The Environment Minister’s release yesterday of a new Sustainable Housing Code is a step forward, but is brimming with missed opportunity.
Queensland Greens candidate for Chatsworth Elissa Jenkins said it did little to move Queensland’s current housing stock toward sustainability.
“It does nothing to inspire the innovative design of new sustainable homes and has failed to look at the benefits of harvesting rainwater.
“Queensland’s new Sustainable Housing Code is a faltering stumble in the right direction” said Chatsworth candidate Elissa Jenkins.
It’s a shame that Minister Boyle has missed a great opportunity to solve any future water crisis by mandating rainwater tanks for new housing developments.
“Finally Queensland’s developers will have to install dual-flush toilets and AAA-rated shower heads as standard – things which most householders have been demanding for years.”

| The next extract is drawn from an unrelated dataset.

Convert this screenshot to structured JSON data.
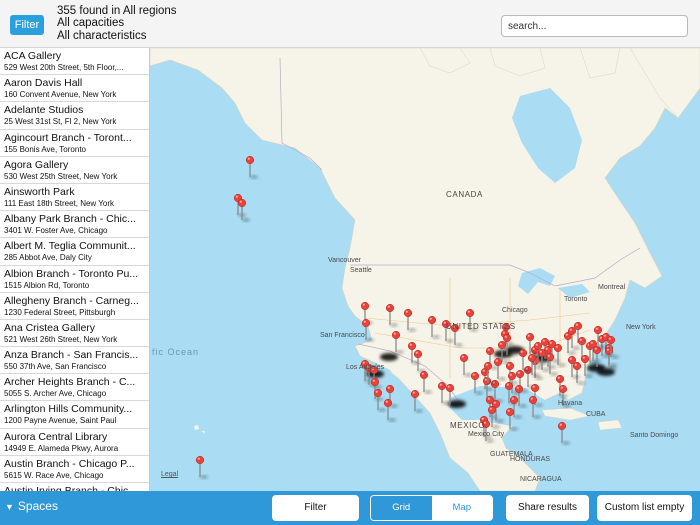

“It’s a shame that Minister Boyle has missed a great opportunity to solve any future water crisis by mandating rainwater tanks for new housing developments. That alone would have set South East Queensland firmly on the road to sustainability.
“People all over Queensland have been harvesting rainwater for years and Queensland businesses lead the world in rainwater harvesting techniques.
“If Minister Boyle had merely looked as far as Oxenford she would have seen the finest potable rainwater collection system in the world today.
“Instead she equivocates over ‘developing standards’ when those answers have been out there for many years.”
Chatsworth candidate Elissa Jenkins said the most important issue of sustainable housing was good design and proper orientation and ventilation.
“The new code is a very small attempt towards sustainability as it fails to address the issue of water tanks in all new houses and grey water usage for the garden which would reduce water consumption by nearly half.”
Elissa Jenkins said that while it was good to see that the Queensland Government was moving away from the wasteful and polluting use of electricity to heat water, no mention is made of basic house design, insulation, solar alignment or use of shade.
“The current trend to simply transplant house designs from the southern states, taking no account of climatic differences, has led to a massive overuse of air-conditioning.
“Appropriate design standards would help Queensland to meet its energy needs without building a costly and polluting power station at Kogan Creek.
For more information visit www.rainharvesting.com.au or visit the Queensland Conversation Council report entitled ‘Towards Queensland’s Clean Energy Future at http://www.qccqld.org.au/climate_change/
**Written and authorised by Elissa Jenkins, 11 Sussex Street, West End QLD 4101**